Big Little Lions' "Distant Air" Is a Powerful Folk-Anthem (premiere)

Folk-pop's Big Little Lions create a powerful anthem with "Distant Air", a song full of sophisticated pop hooks, smart dynamics, and killer choruses.

Music

The Flat Five Invite You to "Look at the Birdy" (premiere)

Chicago's the Flat Five deliver an exciting new single that exemplifies what some have called "twisted sunshine vocal pop".

Music

Brian Bromberg Pays Tribute to Hendrix With "Jimi" (premiere + interview)

Bass giant Brian Bromberg revisits his 2012 tribute to Jimi Hendrix 50 years after his passing, and reflects on the impact Hendrix's music has had on generations.

Jedd Beaudoin
Music

Shirley Collins' ​'Heart's Ease'​ Affirms Her Musical Prowess

Shirley Collins' Heart's Ease makes it apparent these songs do not belong to her as they are ownerless.

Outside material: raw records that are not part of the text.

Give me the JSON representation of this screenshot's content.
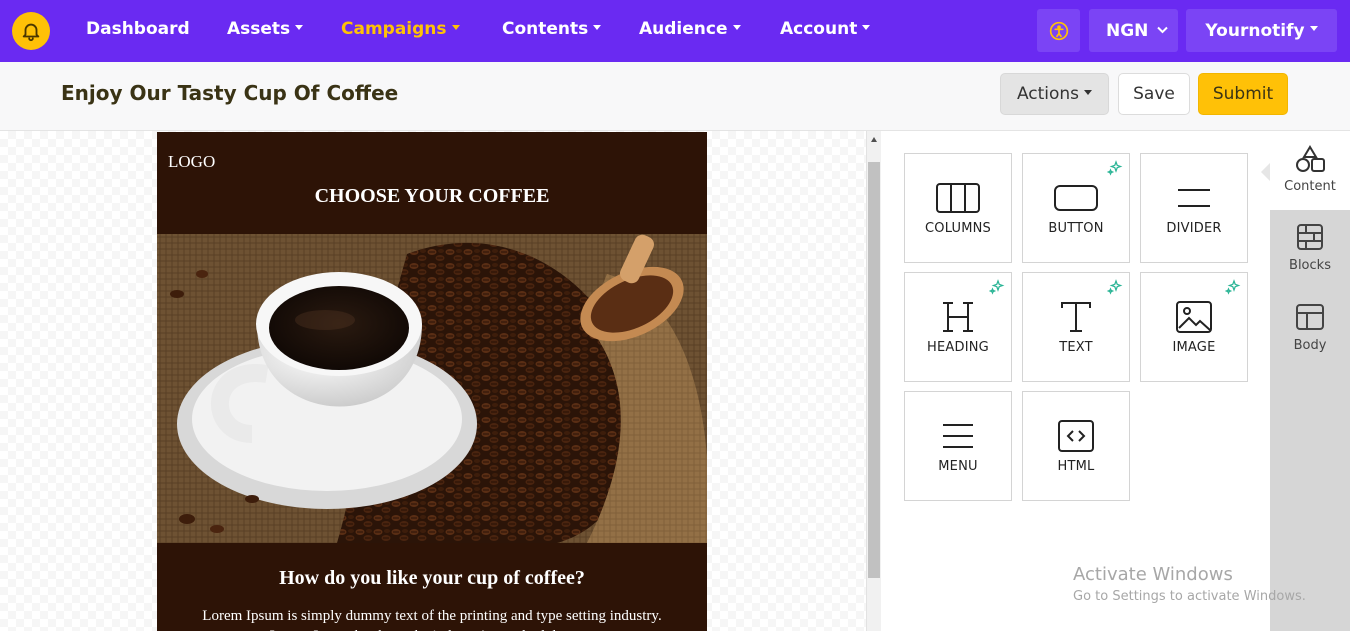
{
  "nav": {
    "items": [
      {
        "label": "Dashboard",
        "dropdown": false,
        "active": false
      },
      {
        "label": "Assets",
        "dropdown": true,
        "active": false
      },
      {
        "label": "Campaigns",
        "dropdown": true,
        "active": true
      },
      {
        "label": "Contents",
        "dropdown": true,
        "active": false
      },
      {
        "label": "Audience",
        "dropdown": true,
        "active": false
      },
      {
        "label": "Account",
        "dropdown": true,
        "active": false
      }
    ],
    "currency": "NGN",
    "brand": "Yournotify",
    "icons": [
      "bell-icon",
      "accessibility-icon",
      "chevron-down-icon"
    ],
    "colors": {
      "bar": "#6a2af2",
      "active": "#ffc107"
    }
  },
  "header": {
    "title": "Enjoy Our Tasty Cup Of Coffee",
    "actions_label": "Actions",
    "save_label": "Save",
    "submit_label": "Submit"
  },
  "email": {
    "logo": "LOGO",
    "heading": "CHOOSE YOUR COFFEE",
    "subheading": "How do you like your cup of coffee?",
    "body": "Lorem Ipsum is simply dummy text of the printing and type setting industry. Lorem Ipsum has been the industry's standard dummy",
    "colors": {
      "background": "#2d1306"
    }
  },
  "tools": [
    {
      "label": "COLUMNS",
      "icon": "columns-icon",
      "new": false
    },
    {
      "label": "BUTTON",
      "icon": "button-icon",
      "new": true
    },
    {
      "label": "DIVIDER",
      "icon": "divider-icon",
      "new": false
    },
    {
      "label": "HEADING",
      "icon": "heading-icon",
      "new": true
    },
    {
      "label": "TEXT",
      "icon": "text-icon",
      "new": true
    },
    {
      "label": "IMAGE",
      "icon": "image-icon",
      "new": true
    },
    {
      "label": "MENU",
      "icon": "menu-icon",
      "new": false
    },
    {
      "label": "HTML",
      "icon": "html-icon",
      "new": false
    }
  ],
  "sidetabs": [
    {
      "label": "Content",
      "icon": "shapes-icon",
      "active": true
    },
    {
      "label": "Blocks",
      "icon": "blocks-icon",
      "active": false
    },
    {
      "label": "Body",
      "icon": "layout-icon",
      "active": false
    }
  ],
  "watermark": {
    "title": "Activate Windows",
    "subtitle": "Go to Settings to activate Windows."
  }
}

Collins is the conveyor of their power while ensuring the music maintains cultural importance.

Books

Ignorance, Fear, and Democracy in America

Anti-intellectualism in America is, sadly, older than the nation itself. A new collection of Richard Hofstadter's work from Library of America traces the history of ideas and cultural currents in American society and politics.

By the Book

Democratizing Our Data: A Manifesto (excerpt)

Just as big tech leads world in data for profit, the US government can produce data for the public good, sans the bureaucracy. This excerpt of Julia Lane's Democratizing Our Data: A Manifesto will whet your appetite for disruptive change in data management, which is critical for democracy's survival.

Julia Lane

Reviews
Collapse Expand Reviews



Features
Collapse Expand Features

PM Picks
Collapse Expand Pm Picks

© 1999-2020 PopMatters.com. All rights reserved.
PopMatters is wholly independent, women-owned and operated.